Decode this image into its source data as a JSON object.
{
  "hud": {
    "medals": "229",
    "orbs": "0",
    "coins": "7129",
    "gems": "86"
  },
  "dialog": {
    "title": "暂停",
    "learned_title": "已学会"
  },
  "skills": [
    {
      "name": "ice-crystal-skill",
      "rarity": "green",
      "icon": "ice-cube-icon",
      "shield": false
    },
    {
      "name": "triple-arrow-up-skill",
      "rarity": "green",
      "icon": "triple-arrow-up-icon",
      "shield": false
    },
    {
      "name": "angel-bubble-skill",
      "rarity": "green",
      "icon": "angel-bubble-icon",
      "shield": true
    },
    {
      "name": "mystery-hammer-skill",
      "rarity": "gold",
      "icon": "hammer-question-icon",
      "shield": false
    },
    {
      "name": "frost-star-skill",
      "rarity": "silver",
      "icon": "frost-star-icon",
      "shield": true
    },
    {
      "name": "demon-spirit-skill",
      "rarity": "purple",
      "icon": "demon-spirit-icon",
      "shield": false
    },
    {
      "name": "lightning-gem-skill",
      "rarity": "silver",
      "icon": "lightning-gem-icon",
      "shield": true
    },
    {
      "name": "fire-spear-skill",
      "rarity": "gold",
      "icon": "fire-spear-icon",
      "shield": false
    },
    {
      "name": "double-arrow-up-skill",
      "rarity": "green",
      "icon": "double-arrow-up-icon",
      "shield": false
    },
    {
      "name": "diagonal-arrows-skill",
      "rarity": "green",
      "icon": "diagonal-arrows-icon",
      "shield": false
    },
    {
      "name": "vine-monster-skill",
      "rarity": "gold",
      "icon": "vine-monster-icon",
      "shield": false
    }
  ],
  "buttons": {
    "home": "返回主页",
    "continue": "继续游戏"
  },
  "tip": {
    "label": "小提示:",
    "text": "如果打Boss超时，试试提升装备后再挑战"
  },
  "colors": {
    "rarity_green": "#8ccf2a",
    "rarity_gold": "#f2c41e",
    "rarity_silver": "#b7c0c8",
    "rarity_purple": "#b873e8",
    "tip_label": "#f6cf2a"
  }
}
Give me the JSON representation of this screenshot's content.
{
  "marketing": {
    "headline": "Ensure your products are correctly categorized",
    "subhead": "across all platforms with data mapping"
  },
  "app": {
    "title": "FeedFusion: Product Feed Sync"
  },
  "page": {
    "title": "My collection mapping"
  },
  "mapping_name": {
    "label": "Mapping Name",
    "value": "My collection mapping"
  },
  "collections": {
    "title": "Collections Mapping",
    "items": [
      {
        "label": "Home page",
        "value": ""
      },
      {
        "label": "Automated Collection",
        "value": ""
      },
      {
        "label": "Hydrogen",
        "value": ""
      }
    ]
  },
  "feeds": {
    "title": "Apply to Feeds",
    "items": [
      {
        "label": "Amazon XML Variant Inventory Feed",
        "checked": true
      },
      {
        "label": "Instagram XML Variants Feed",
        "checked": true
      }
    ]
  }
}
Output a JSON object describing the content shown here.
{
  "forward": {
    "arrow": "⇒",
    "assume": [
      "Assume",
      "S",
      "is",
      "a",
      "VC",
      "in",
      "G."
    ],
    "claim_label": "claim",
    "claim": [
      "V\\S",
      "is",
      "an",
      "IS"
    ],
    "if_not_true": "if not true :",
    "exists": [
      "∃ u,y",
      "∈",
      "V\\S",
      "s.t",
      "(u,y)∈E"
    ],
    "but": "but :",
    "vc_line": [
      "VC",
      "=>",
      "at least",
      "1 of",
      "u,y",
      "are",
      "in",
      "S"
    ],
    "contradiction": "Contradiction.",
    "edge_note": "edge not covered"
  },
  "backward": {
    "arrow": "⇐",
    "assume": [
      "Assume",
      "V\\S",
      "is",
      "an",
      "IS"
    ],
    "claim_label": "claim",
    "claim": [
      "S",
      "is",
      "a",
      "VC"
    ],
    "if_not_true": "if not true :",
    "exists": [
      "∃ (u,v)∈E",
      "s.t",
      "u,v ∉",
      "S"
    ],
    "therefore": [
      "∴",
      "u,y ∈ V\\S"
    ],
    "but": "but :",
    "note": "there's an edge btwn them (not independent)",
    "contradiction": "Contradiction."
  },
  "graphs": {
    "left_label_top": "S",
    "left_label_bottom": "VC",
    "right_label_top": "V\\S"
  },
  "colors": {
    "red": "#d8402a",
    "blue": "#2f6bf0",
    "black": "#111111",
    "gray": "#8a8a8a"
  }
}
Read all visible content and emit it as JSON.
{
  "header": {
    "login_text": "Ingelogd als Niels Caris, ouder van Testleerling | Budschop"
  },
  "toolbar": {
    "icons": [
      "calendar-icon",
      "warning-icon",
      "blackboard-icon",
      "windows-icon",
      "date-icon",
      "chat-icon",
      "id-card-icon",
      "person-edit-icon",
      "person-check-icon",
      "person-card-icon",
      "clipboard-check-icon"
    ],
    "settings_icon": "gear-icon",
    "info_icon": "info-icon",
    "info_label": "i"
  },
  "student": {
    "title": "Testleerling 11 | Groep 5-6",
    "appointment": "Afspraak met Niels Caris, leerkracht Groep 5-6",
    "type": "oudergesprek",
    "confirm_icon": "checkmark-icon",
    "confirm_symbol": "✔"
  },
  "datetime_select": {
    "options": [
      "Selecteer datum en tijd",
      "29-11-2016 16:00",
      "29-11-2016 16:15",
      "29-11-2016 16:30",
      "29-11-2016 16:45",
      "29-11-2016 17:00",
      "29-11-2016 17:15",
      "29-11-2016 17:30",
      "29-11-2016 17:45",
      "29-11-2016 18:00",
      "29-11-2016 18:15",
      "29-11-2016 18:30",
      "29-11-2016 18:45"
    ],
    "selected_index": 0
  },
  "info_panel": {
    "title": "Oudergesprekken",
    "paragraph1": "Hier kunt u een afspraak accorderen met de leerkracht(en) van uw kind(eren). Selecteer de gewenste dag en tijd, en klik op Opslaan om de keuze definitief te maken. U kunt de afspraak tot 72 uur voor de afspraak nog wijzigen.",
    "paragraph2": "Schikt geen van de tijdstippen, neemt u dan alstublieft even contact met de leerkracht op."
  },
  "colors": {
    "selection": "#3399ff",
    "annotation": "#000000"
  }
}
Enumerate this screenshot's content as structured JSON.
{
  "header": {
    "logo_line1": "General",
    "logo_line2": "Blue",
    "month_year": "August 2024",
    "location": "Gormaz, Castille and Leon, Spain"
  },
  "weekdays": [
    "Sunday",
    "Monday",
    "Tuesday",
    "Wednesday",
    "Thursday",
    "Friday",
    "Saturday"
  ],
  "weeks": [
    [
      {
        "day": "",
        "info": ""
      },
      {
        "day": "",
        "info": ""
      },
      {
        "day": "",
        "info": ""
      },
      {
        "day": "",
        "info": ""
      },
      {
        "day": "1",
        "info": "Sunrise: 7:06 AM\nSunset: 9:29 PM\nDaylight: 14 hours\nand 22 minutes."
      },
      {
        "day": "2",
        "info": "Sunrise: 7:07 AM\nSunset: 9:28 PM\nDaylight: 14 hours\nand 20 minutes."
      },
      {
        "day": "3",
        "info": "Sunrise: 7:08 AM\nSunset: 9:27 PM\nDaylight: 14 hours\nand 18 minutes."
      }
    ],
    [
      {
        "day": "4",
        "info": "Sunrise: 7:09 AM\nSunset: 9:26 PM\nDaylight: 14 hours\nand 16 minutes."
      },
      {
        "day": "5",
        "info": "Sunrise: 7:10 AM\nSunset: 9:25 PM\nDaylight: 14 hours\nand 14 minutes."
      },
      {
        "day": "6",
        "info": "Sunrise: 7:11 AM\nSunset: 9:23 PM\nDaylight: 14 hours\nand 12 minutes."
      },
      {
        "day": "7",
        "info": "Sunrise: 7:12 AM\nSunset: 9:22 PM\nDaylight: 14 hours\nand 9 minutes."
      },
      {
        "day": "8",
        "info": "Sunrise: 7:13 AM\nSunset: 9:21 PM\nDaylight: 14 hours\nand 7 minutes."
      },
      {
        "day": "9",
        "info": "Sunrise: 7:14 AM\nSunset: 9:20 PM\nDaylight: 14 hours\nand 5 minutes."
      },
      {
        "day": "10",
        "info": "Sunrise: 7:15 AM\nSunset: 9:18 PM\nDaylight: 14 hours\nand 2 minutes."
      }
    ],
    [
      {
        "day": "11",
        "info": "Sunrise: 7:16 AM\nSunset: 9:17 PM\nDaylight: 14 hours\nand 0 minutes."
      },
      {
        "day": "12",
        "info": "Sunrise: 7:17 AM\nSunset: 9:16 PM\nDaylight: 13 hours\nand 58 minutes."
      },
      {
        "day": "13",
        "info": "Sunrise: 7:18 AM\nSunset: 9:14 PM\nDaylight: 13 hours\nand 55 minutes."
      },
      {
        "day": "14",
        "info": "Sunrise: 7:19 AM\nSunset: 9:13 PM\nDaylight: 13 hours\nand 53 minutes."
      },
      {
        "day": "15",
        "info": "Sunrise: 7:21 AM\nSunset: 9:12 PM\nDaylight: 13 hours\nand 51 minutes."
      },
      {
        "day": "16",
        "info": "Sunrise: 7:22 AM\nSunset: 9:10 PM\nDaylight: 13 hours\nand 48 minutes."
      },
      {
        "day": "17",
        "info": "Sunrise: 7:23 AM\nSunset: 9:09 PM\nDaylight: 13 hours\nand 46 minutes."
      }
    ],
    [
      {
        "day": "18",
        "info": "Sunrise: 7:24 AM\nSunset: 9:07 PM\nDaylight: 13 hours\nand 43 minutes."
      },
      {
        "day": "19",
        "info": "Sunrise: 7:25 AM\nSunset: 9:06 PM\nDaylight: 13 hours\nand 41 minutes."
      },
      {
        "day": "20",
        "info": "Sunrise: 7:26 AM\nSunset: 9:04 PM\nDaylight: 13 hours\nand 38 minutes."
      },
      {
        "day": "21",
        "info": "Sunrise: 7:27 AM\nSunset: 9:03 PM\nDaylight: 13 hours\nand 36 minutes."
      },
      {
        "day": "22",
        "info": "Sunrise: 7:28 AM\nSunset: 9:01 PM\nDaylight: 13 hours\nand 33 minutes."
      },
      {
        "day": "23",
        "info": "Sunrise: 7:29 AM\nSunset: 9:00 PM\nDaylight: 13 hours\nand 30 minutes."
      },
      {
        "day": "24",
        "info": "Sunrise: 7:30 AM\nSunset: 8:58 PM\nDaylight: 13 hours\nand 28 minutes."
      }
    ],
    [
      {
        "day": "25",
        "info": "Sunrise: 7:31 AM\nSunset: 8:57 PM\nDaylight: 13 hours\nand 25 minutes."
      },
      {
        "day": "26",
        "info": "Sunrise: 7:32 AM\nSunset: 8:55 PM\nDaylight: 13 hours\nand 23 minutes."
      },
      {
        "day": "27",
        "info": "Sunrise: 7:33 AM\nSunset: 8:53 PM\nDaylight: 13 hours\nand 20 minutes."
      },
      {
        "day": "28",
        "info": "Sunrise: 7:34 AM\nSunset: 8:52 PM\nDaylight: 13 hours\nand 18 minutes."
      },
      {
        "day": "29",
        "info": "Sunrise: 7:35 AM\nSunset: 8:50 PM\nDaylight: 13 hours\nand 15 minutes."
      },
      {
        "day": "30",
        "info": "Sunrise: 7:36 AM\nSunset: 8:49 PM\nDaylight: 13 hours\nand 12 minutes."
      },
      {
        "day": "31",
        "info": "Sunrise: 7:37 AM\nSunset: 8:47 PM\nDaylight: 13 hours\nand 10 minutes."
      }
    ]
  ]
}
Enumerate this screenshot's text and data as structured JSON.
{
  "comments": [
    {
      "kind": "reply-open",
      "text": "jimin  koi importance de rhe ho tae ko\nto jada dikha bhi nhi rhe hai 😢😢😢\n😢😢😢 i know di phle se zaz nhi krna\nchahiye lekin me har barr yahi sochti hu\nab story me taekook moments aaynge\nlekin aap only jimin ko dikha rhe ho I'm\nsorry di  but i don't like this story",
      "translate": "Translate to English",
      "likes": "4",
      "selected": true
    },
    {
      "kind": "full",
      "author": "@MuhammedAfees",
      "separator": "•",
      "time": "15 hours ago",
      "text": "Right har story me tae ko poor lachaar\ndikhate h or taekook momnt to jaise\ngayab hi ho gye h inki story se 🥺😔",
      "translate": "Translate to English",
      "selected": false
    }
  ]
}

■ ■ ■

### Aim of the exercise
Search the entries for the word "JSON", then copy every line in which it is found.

### Completed task
Decode this image into its source data as a JSON object.
Give me the JSON representation of this screenshot's content.
Output a JSON object describing the content shown here.
Read all visible content and emit it as JSON.
Enumerate this screenshot's content as structured JSON.
Enumerate this screenshot's text and data as structured JSON.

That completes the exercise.